In spite of his progressive image, Sanders has agreed with certain Republicans on some issues, such as auditing the Federal Reserve, a move supported by Republican Presidential candidate Rand Paul and Heritage Foundation president and former Sen. Jim DeMint (R-SC) but opposed by liberal firebrand Sen. Elizabeth Warren (D-MA).

Sanders, whose liberal to left-wing policies have captured the attention of hard-core progressives, still must seek the support of moderate liberals and moderates in the Democratic primary, in addition to moderate Americans in the general election should he win the nomination. Nate Cohn, a political writer for the New York Times, writes that Sanders will unlikely be the nominee because of the small size (compared to Democrats at large) of the liberal base he appeals to most.

Even though Sanders is unlikely to capture the Democratic nomination, trailing Clinton by massive double digits (though no real polling exists yet of him vs the Republican candidates in the general), he may succeed in forcing Clinton to move leftward on some issues, especially if she feels that she must win some of Sanders's supporters to win the nomination.

Sanders, in addition to Clinton, may also face former Maryland Gov. Martin O'Malley, former Virginia Sen. Jim Webb, and former Rhode Island Gov. Lincoln Chafee for the Democratic nomination. If he wins the nomination, possible general election candidates he could face include Sen. Ted Cruz (R-TX), Sen. Rand Paul (R-KY), Sen. Marco Rubio (R-FL), in addition to other possible candidates such as Gov. Chris Christie (R-NJ), former Gov. Jeb Bush (R-FL), Gov. Scott Walker (R-WI), Gov. John Kasich (R-OH), Dr. Ben Carson, former Gov. Mike Huckabee (R-AR), former HP CEO Carly Fiorina, Gov. Bobby Jindal (R-LA), and former Gov. George Pataki (R-NY).

CORRECTION 3:16 EDT 5/7/15: An earlier version of this story misstated the name of Nate Cohn as Nick Cohn.

Wednesday, April 29, 2015

Baltimore Riots in Wake of Police Shooting Leave City on Edge

Volunteers clean up after rioters and looters destroyed a CVS
pharmacy in Baltimore, MD.
Credit:AP Photo/Matt Rourke
Riots have left the city of Baltimore, Maryland on edge after the death of 25-year-old Freddie Gray.

The drama began on April 12, when police entered a neighborhood of Baltimore known for its crime and poverty. Freddie Gray, who had a criminal record mostly for drug-related offenses and misdemeanors, ran away after seeing the police in the area, after which police officers on bicycles followed him and tackled him. Gray was arrested after being found with a switchblade, which are illegal in Maryland if concealed. Numerous accounts suggest that Gray was mistreated while in police custody, though these claims have not yet been verified. Police claim that Gray suffered a "medical emergency" while in transport.

Gray fell into a coma shortly after his arrest, and died on April 19 after surgery attempting to save his life. Gray's family has claimed that his injuries consisted of a partially severed spine, three fractured vertebrae, and an injured larynx.

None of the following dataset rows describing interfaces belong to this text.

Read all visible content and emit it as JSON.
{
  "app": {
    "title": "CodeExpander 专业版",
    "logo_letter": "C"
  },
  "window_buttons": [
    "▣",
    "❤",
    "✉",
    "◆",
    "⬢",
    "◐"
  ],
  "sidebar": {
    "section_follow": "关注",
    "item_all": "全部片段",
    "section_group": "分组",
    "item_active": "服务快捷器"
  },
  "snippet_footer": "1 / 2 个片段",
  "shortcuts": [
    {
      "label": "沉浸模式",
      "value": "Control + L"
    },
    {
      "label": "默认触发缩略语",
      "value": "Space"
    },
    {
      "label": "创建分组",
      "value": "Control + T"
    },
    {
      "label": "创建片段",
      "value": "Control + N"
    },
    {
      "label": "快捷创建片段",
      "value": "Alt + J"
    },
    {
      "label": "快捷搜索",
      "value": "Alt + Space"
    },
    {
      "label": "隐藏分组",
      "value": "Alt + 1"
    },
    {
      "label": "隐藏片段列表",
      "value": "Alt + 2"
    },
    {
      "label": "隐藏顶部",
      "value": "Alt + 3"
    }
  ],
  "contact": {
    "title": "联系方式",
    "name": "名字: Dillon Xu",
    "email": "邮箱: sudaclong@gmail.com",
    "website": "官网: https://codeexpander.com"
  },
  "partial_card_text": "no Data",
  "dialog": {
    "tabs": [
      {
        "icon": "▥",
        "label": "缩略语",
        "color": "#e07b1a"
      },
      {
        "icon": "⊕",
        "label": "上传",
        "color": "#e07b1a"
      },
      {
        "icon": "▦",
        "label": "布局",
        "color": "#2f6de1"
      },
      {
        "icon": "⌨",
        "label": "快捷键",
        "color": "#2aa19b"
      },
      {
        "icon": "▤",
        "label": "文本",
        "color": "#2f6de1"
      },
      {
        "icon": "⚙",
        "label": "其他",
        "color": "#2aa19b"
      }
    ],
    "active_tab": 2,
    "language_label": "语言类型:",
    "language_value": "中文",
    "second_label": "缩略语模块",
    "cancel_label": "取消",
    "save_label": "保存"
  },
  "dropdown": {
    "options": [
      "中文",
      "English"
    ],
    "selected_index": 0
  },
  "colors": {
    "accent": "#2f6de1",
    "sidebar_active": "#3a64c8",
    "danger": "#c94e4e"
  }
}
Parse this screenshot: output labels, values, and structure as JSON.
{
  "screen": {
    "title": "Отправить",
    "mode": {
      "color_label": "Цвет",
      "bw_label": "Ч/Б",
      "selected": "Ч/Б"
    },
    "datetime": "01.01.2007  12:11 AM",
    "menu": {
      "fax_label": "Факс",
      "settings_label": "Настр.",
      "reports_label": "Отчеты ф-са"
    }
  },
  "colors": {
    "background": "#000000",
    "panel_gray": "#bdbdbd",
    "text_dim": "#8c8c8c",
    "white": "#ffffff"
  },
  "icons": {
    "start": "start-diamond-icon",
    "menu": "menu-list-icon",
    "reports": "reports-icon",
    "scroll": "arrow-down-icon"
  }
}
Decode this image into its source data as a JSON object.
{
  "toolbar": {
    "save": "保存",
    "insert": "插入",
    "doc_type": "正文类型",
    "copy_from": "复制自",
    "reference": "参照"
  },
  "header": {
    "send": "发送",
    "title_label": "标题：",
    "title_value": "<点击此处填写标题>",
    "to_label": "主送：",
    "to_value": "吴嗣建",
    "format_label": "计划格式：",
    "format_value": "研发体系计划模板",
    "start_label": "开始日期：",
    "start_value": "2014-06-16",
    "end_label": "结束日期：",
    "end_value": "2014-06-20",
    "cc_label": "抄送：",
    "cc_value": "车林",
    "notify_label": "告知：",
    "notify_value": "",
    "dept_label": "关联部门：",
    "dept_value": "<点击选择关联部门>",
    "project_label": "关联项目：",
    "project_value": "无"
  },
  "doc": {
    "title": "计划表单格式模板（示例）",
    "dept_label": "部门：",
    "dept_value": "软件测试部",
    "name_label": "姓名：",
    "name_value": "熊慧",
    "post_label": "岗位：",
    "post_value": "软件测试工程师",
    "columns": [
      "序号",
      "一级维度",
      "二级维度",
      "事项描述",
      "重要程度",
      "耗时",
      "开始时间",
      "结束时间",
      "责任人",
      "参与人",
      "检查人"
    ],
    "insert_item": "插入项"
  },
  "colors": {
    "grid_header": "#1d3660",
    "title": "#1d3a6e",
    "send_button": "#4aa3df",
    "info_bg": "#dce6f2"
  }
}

Mainly peaceful protests against the police began around April 21, though skirmishes between police and protesters started soon after. Gov. Larry Hogan (R-MD) called in the national guard to patrol Baltimore and control the unrest Monday night. The unrest has caused further unrest between Hogan and Democratic Baltimore Mayor Stephanie Rawlings-Blake, who said she would not play "political football" after Hogan's claim that she did not respond to his phone calls, and has hindered cooperation between the governor and mayor.

Rioters have destroyed or burned numerous cars and buildings, including a CVS Pharmacy, in addition to further violent encounters with the police. The city was placed under curfew Tuesday night, fortunately without the widespread violence many had feared.

This is a developing story, and further details will be added once they become known.